President’s 2018 Budget Is Like a Bad Dream

By May 25, 2017July 16th, 2018No Comments

Earlier this month Congress passed a bipartisan budget agreement for 2017. It included increased funding for TEFAP and fully funded the expected caseloads for other federal nutrition programs like SNAP, WIC, and school meals. 

Mere weeks later we now have a proposed budget from the President’s for 2018 which stands in striking contrast, cutting and even eliminating entire programs that fight hunger in our country. The largest single cut is to the Supplemental Nutrition Assistance Program (SNAP, formerly food stamps) – more than $190 billion over 10 years. That’s 25% of the entire program. Food Lifeline is dedicated to ending hunger in Western Washington, but we know that for every meal we provide, SNAP provides four.

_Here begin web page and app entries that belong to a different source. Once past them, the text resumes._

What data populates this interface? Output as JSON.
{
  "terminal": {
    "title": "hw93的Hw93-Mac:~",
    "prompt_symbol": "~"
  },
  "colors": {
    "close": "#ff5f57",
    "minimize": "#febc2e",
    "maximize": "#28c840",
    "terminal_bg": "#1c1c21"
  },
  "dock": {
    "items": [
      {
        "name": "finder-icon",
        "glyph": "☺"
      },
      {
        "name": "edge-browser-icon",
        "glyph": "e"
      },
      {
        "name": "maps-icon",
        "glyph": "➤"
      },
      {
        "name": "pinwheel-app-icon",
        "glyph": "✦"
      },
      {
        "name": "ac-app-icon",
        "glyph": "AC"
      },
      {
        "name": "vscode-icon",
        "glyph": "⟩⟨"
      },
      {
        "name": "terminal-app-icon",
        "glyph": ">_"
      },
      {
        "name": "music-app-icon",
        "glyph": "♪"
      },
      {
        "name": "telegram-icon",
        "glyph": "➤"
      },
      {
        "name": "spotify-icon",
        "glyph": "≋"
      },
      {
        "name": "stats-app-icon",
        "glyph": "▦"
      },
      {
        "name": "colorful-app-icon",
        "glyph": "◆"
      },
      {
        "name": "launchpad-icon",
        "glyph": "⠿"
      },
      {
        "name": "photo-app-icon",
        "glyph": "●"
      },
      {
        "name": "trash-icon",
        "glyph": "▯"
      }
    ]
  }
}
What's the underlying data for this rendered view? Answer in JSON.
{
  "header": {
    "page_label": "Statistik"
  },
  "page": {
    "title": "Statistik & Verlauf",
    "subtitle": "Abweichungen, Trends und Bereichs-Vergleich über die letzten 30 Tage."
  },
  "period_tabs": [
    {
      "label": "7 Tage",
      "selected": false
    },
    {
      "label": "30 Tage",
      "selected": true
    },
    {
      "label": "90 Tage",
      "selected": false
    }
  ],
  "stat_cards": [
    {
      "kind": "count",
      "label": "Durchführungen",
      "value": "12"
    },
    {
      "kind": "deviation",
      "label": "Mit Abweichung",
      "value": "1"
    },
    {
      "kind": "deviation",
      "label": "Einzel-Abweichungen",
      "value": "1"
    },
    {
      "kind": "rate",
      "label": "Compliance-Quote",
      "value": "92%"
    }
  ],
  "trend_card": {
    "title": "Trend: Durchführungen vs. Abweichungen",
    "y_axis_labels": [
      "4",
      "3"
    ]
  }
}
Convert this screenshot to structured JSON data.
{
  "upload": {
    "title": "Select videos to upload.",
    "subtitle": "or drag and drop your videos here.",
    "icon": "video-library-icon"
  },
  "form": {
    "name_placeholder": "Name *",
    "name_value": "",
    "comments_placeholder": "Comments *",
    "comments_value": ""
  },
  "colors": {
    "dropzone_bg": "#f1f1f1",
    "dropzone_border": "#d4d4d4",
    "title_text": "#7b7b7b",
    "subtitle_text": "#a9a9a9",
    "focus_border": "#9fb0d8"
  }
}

There is no way the emergency food system can make up for this level of cuts to SNAP.

And how are these cuts made? More detailed analysis is available through the Center on Budget and Policy Priorities, but here’s the highlights:

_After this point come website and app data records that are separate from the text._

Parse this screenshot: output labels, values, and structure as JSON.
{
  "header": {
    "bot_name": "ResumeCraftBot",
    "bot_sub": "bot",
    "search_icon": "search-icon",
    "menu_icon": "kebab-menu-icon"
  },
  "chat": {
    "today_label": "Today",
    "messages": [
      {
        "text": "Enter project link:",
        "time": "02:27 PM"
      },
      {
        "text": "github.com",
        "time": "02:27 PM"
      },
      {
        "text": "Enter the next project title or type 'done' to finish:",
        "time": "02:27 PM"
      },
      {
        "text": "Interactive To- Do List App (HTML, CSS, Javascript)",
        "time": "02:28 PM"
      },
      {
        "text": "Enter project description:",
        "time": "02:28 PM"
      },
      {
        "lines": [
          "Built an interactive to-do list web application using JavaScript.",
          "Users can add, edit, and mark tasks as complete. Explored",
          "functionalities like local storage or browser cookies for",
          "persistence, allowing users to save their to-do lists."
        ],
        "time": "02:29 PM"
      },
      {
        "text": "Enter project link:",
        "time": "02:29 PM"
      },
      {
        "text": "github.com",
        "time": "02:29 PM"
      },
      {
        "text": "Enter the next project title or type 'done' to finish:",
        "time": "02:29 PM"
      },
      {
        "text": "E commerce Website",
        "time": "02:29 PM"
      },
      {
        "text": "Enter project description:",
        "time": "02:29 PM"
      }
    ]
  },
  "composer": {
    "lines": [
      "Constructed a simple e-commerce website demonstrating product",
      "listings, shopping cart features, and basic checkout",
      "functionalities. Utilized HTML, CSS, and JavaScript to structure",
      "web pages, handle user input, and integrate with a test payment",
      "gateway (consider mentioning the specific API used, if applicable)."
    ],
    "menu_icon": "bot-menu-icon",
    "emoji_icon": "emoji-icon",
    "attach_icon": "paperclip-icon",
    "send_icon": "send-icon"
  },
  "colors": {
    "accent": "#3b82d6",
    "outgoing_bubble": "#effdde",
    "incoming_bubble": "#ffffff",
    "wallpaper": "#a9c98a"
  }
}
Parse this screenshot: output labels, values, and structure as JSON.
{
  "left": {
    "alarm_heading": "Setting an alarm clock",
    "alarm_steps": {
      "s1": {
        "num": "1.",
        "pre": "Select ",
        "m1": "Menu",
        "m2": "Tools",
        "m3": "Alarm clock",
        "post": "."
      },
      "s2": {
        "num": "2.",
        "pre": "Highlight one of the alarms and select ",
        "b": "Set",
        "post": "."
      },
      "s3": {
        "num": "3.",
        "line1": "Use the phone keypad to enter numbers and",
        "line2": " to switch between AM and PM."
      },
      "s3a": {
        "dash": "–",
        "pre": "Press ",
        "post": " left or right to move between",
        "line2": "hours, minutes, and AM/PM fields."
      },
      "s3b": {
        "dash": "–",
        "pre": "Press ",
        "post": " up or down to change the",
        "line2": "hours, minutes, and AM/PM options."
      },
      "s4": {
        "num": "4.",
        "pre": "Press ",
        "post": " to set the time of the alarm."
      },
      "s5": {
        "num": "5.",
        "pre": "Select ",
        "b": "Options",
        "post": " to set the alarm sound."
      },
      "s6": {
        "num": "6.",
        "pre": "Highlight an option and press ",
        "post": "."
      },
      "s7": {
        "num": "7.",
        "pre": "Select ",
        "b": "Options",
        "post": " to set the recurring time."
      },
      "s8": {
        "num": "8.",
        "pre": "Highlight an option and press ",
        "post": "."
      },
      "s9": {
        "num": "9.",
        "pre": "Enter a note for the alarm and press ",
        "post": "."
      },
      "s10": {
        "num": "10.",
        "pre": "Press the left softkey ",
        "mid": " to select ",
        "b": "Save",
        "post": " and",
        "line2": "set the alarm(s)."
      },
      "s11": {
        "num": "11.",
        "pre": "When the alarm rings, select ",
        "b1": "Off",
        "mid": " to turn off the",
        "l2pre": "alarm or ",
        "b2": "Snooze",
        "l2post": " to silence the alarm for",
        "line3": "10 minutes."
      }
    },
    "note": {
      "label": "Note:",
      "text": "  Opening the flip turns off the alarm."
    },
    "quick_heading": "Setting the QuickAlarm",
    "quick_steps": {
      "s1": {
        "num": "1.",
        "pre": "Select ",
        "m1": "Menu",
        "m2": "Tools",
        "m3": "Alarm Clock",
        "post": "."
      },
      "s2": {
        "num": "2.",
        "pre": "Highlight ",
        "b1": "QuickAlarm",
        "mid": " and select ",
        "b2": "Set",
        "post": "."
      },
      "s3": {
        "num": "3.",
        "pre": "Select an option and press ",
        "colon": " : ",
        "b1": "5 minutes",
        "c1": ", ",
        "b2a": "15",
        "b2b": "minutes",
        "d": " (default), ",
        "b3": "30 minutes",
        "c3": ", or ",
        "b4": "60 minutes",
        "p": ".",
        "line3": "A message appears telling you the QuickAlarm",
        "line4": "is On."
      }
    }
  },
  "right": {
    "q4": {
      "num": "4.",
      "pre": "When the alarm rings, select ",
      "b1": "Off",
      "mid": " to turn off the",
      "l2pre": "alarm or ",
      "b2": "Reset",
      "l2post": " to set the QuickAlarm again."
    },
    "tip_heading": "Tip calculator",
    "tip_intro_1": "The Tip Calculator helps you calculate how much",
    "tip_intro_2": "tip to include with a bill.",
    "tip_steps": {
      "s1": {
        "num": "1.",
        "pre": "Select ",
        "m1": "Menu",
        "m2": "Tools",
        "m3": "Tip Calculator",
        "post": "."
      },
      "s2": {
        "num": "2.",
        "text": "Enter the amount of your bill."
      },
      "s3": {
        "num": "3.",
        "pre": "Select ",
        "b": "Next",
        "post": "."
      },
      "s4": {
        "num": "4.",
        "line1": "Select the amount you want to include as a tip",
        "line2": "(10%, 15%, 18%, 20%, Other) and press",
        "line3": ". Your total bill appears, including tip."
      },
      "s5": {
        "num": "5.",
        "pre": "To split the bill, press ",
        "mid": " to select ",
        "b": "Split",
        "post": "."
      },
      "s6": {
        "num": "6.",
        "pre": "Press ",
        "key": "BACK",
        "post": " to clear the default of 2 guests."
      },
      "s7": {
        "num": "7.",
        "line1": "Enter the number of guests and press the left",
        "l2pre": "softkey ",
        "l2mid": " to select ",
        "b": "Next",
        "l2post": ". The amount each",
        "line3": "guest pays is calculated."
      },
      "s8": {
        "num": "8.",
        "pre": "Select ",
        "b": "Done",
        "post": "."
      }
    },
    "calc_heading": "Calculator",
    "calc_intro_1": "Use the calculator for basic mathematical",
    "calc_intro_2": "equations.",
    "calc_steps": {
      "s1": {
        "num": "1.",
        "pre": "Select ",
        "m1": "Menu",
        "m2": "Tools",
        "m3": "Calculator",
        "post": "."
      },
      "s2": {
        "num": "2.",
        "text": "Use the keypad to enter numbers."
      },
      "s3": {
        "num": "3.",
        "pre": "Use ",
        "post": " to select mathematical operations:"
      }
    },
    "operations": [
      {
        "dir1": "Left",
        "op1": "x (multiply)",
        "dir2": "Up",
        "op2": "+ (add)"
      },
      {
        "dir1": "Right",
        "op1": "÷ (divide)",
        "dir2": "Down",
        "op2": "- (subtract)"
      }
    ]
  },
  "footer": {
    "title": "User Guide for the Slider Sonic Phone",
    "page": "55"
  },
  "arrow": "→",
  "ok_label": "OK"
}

  • Shifting the responsibility for 25% of the benefit amount to states to save the federal government $116 billion – this would mean $2.5 billion from Washington State alone
  • Eliminates automatic eligibility for individuals receiving other income-dependent benefits to save $31 billion
  • Limits benefits for jobless adults even when there are no jobs or job training opportunities available $20 billion
  • Limits the minimum benefit of $16 a month, the amount that many seniors receive to save $2.7 billion – a reduction of $8.5 million in benefits for Washington households
  • Lowering the cap for benefit levels regardless of family size to save $1.8 billion

In addition to SNAP, the rest of the safety net is cut to the breaking point. Cuts to the Emergency Food Assistance Program (TEFAP) for purchases and distribution support for food to be distributed through the food bank network would make it harder for us to do our job. Several other programs are eliminated entirely including the Low Income Home Energy Assistance Program (LIHEAP), the Emergency Food and Shelter Program (EFSP), and the WIC Farmers Market Nutrition Program (FMNP) – all programs that provide food support for the most vulnerable in our communities.

Budgets are documents that reflect our values as a nation. At Food Lifeline we don’t think that this budget is a reflection of what is important to people in our region. We believe in making sure the most basic of needs – enough food to eat – are met for our neighbors whether they’re in Kindergarten or in their golden years. This is our opportunity to let our Congressional delegation know that these cuts are unacceptable.

Many of our national partners have released statements as well. You can read analysis and reactions from Feeding America and the Food Resource and Action Center (FRAC).